Website and app data records:
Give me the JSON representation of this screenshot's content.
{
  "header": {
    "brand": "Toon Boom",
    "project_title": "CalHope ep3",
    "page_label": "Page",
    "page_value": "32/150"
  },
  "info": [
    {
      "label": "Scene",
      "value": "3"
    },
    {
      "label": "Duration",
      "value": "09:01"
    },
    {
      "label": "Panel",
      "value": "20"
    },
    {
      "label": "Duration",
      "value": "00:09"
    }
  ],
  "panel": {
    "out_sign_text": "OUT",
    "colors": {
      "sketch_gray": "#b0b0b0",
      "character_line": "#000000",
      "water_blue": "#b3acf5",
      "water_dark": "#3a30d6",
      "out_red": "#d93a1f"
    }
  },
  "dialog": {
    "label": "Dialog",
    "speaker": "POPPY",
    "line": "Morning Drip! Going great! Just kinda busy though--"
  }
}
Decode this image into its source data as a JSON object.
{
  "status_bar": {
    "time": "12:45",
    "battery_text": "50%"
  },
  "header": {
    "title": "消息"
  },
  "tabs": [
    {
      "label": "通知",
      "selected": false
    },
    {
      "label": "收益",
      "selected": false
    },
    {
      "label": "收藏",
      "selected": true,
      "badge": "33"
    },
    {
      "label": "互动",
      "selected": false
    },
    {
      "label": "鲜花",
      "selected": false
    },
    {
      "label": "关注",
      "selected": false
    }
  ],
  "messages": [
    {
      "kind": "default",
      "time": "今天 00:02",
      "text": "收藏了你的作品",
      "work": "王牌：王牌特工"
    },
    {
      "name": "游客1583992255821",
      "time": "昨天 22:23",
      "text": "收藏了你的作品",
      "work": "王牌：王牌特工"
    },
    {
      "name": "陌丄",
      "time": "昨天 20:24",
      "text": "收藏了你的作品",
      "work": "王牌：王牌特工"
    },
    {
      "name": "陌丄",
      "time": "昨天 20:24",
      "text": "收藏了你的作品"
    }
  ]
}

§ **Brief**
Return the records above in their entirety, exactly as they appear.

§ **Exercise result**
Give me the JSON representation of this screenshot's content.
{
  "header": {
    "brand": "Toon Boom",
    "project_title": "CalHope ep3",
    "page_label": "Page",
    "page_value": "32/150"
  },
  "info": [
    {
      "label": "Scene",
      "value": "3"
    },
    {
      "label": "Duration",
      "value": "09:01"
    },
    {
      "label": "Panel",
      "value": "20"
    },
    {
      "label": "Duration",
      "value": "00:09"
    }
  ],
  "panel": {
    "out_sign_text": "OUT",
    "colors": {
      "sketch_gray": "#b0b0b0",
      "character_line": "#000000",
      "water_blue": "#b3acf5",
      "water_dark": "#3a30d6",
      "out_red": "#d93a1f"
    }
  },
  "dialog": {
    "label": "Dialog",
    "speaker": "POPPY",
    "line": "Morning Drip! Going great! Just kinda busy though--"
  }
}
Decode this image into its source data as a JSON object.
{
  "status_bar": {
    "time": "12:45",
    "battery_text": "50%"
  },
  "header": {
    "title": "消息"
  },
  "tabs": [
    {
      "label": "通知",
      "selected": false
    },
    {
      "label": "收益",
      "selected": false
    },
    {
      "label": "收藏",
      "selected": true,
      "badge": "33"
    },
    {
      "label": "互动",
      "selected": false
    },
    {
      "label": "鲜花",
      "selected": false
    },
    {
      "label": "关注",
      "selected": false
    }
  ],
  "messages": [
    {
      "kind": "default",
      "time": "今天 00:02",
      "text": "收藏了你的作品",
      "work": "王牌：王牌特工"
    },
    {
      "name": "游客1583992255821",
      "time": "昨天 22:23",
      "text": "收藏了你的作品",
      "work": "王牌：王牌特工"
    },
    {
      "name": "陌丄",
      "time": "昨天 20:24",
      "text": "收藏了你的作品",
      "work": "王牌：王牌特工"
    },
    {
      "name": "陌丄",
      "time": "昨天 20:24",
      "text": "收藏了你的作品"
    }
  ]
}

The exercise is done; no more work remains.